As an AT&T engineer, Klein discovered that a special NSA network actively “vacuumed up Internet and phone-call data from ordinary Americans with the cooperation of AT&T,” emphasising that “much of the data sent through AT&T to the NSA was purely domestic.”
Jame Bamford of Wired subsequently reported that the NSA had hired secretive contractors with extensive ties to Israeli intelligence to establish 10 to 20 wiretapping rooms at key telecommunication points throughout the country.
Binney — one of the best mathematicians and code breakers in NSA history — worked for the defence Department’s foreign signals intelligence agency for 32 years before resigning in late 2001 because he “could not stay after the NSA began purposefully violating the Constitution.”
He’s detailed how, ever since 9/11, the NSA has run a top-secret surveillance program that amasses electronic data — phone calls, emails, banking and travel records, social media, entire government databases — and analyses the information “to be able to monitor what people are doing” and who they are doing it with.
Binney would know — he built the original software (i.e. ThinThread) that identified, in real time, networks of connections between individuals based on their electronic communications.
“I can pull your entire life together from all those domains and map it out and show your entire life over time,” Binney told documentarian Laura Poitras.”This is something the KGB, the Stasi or the Gestapo would have loved to have had.”
Drake, a former NSA senior executive charged under the espionage act after blowing the whistle, has repeatedly discussed how he also believes that the NSA was using Israeli-made NARUS hardware to “seize and save all personal electronic communications.”
So although Greenwald notes that the “unlimited nature of the records being handed over to the NSA is extremely unusual,” his report simply confirms what’s happening for more than a decade.

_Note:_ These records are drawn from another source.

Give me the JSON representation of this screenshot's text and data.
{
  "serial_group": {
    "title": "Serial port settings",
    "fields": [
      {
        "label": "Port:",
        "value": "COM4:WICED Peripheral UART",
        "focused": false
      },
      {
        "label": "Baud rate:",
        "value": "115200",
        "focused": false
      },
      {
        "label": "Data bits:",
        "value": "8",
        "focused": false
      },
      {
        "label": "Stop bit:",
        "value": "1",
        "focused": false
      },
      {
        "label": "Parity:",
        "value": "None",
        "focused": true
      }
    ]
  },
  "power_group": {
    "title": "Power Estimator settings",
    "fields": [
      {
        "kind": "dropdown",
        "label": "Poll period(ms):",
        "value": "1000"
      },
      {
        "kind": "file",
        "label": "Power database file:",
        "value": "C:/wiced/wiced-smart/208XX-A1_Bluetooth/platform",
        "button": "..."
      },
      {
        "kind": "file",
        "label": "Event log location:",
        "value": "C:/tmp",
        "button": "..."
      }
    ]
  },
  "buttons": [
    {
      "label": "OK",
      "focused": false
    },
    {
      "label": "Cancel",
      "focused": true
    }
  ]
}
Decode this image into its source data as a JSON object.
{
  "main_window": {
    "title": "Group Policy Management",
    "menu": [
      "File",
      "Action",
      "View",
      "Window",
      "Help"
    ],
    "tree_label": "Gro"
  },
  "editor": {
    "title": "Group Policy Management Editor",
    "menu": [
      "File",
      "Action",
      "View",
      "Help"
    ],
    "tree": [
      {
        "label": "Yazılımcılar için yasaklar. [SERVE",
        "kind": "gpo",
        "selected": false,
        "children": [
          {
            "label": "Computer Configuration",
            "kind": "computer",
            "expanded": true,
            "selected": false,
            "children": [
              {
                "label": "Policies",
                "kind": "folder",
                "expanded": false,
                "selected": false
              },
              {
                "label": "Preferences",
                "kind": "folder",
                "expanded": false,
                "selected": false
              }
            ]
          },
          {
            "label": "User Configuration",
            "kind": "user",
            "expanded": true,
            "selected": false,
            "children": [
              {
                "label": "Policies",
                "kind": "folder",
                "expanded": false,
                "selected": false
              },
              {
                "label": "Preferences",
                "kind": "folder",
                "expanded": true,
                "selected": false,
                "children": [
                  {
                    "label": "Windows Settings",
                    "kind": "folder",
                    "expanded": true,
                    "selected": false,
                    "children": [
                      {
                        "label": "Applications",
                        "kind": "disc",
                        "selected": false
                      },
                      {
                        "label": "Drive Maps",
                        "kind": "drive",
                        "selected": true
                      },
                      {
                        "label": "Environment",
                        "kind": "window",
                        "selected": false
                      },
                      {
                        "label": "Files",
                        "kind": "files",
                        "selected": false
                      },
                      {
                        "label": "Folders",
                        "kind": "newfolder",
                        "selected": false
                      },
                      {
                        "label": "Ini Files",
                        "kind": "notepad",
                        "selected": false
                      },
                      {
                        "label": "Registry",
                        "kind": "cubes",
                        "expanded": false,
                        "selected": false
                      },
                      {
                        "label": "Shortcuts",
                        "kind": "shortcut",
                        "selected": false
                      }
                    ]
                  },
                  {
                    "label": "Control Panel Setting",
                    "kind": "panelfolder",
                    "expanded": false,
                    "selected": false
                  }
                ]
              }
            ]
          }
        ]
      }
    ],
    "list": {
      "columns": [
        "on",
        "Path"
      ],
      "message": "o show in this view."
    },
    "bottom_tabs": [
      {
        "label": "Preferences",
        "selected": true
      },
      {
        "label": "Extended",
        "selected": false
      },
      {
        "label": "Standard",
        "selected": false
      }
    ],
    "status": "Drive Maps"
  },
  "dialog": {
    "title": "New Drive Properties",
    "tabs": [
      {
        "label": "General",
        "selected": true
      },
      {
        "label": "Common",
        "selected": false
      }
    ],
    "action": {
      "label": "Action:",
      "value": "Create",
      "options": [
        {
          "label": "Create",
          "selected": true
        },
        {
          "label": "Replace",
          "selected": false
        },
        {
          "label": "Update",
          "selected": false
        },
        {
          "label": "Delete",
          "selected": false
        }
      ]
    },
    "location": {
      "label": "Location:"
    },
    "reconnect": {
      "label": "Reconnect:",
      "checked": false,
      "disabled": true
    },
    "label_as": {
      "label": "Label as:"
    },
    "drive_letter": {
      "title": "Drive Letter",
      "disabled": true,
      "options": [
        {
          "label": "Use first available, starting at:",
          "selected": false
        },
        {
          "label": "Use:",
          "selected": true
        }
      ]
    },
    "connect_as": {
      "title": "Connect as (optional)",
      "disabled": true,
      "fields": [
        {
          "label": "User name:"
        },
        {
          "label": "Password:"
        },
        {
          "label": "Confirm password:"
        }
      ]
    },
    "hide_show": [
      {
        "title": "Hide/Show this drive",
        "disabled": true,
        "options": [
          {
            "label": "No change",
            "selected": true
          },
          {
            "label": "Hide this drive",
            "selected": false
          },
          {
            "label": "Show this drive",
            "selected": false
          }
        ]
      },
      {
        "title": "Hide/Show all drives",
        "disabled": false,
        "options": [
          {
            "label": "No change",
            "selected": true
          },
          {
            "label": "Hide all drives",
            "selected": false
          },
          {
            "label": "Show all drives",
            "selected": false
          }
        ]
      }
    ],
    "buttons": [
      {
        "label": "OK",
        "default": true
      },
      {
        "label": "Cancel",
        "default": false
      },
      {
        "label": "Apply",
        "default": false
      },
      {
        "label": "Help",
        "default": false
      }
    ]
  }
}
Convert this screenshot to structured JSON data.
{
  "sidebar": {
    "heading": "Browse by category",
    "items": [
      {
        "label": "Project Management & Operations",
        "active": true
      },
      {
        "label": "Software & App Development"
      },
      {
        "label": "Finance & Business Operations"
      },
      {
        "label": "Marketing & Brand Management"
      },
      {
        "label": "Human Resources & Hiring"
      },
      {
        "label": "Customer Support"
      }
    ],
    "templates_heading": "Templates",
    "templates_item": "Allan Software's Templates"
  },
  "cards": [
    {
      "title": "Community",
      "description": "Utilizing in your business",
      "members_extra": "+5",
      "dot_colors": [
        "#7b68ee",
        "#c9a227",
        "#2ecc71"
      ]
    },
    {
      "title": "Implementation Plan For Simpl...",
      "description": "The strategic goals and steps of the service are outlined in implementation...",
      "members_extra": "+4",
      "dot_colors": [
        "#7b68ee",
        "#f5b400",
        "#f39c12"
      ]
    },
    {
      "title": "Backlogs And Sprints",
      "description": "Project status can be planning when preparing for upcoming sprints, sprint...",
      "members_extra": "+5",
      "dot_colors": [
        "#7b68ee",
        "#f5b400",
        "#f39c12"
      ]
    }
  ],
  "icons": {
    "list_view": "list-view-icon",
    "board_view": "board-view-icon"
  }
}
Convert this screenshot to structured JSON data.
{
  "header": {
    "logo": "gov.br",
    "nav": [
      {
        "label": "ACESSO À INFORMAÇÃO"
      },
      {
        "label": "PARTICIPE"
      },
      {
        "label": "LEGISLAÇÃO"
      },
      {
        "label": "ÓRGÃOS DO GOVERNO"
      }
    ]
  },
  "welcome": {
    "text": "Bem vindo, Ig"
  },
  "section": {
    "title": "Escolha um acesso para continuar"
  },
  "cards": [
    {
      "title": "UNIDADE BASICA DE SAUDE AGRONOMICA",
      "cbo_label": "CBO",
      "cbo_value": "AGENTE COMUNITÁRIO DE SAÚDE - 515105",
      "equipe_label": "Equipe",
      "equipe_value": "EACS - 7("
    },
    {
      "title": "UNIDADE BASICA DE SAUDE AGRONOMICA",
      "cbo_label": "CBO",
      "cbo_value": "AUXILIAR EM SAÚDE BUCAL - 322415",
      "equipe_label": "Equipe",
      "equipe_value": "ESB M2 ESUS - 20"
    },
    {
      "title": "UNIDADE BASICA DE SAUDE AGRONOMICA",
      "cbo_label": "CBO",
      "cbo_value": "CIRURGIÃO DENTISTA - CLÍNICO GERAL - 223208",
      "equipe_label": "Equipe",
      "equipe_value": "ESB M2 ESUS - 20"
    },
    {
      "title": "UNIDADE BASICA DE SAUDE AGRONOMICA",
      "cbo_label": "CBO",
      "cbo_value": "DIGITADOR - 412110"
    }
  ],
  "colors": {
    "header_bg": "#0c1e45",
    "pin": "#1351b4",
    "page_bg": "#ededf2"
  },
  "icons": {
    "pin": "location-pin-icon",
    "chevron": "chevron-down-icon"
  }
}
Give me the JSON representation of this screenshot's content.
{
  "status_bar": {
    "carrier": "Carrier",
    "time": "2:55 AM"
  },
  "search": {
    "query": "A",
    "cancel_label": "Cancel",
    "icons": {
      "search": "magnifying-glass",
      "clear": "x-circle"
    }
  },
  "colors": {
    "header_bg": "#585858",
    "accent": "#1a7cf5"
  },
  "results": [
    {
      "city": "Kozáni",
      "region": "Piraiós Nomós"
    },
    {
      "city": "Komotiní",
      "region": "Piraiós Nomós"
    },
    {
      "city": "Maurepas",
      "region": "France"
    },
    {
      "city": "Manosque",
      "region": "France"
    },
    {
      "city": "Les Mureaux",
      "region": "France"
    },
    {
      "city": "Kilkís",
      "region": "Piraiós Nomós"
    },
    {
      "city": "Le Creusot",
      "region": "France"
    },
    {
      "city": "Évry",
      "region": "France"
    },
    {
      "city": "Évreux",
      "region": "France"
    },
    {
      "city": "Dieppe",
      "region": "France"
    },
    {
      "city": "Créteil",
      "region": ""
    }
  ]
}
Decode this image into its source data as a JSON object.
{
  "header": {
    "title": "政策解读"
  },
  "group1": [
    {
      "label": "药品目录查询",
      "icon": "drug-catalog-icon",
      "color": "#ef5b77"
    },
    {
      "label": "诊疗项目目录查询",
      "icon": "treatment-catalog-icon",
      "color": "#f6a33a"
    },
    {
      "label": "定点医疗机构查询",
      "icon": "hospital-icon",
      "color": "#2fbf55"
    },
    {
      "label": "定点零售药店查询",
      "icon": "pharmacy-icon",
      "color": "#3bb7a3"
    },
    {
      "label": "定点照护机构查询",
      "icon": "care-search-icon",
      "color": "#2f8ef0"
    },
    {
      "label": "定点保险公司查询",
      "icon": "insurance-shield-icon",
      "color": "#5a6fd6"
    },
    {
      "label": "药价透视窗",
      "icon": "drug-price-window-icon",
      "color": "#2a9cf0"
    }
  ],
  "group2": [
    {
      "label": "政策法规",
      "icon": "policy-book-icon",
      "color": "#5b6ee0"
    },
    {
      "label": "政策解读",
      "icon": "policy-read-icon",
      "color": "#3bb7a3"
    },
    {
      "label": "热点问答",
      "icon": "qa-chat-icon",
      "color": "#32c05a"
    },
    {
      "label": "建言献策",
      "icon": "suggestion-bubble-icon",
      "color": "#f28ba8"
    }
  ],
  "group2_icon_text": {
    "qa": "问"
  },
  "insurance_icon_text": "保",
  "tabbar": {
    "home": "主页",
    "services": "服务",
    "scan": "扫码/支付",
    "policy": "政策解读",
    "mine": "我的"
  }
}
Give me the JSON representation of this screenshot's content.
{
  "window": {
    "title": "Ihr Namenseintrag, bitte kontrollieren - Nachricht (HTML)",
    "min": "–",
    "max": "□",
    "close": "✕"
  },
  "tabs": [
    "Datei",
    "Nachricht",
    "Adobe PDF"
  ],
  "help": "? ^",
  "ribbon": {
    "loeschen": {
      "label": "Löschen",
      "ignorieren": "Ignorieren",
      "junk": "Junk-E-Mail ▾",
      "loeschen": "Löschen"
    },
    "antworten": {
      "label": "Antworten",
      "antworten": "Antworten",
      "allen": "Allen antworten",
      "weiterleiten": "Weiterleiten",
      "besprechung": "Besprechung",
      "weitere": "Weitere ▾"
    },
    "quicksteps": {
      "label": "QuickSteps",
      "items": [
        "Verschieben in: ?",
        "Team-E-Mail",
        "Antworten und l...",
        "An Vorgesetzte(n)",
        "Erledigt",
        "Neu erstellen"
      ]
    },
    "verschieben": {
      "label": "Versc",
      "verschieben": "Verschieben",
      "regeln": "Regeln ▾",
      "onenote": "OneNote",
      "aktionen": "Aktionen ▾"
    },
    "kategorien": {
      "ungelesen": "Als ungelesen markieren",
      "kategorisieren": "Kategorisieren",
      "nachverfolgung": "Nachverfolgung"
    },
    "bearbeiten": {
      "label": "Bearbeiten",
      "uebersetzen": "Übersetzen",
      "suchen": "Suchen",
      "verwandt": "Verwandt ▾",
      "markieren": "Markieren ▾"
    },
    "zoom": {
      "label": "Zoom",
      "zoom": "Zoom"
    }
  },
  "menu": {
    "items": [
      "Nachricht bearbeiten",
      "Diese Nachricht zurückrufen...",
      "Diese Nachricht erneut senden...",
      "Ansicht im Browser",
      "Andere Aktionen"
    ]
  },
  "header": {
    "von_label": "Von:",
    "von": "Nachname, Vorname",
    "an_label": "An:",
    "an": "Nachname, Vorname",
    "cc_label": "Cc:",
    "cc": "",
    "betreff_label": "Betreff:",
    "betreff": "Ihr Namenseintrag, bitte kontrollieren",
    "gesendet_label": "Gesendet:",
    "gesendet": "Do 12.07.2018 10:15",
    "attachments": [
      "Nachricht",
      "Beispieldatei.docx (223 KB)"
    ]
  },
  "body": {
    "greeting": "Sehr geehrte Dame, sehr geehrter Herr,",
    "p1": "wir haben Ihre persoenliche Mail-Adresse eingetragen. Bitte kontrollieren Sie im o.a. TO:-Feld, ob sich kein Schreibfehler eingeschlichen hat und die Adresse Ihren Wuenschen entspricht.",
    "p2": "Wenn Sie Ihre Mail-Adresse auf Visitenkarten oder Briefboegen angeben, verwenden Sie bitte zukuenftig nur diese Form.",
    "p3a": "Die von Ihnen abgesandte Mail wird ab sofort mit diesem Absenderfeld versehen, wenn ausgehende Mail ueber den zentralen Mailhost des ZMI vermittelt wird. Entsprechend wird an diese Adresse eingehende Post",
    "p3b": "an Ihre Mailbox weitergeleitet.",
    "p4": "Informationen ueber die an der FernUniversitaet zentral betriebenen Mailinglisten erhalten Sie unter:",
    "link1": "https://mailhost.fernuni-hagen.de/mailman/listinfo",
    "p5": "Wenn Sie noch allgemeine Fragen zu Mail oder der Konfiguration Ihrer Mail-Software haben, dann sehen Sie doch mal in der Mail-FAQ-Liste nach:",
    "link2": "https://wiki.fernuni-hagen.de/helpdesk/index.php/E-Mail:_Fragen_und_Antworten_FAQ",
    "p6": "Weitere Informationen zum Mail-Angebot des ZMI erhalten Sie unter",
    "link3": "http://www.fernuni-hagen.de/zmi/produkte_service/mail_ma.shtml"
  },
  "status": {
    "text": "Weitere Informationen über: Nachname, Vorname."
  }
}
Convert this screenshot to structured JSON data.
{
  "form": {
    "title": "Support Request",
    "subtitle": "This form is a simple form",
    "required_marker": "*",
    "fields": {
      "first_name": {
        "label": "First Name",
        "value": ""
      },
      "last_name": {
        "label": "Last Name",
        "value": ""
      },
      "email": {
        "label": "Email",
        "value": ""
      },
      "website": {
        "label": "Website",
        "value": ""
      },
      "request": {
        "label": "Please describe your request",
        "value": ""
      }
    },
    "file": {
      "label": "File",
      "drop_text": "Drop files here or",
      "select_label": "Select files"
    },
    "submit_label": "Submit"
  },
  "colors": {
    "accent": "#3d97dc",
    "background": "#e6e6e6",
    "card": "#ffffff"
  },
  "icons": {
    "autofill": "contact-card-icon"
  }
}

And according to a classified ruling by the Foreign Intelligence Surveillance Court (FISC) — oversees requests for surveillance warrants — that found the NSA to have violated the Fourth Amendment of the Constitution “on at least one occasion.”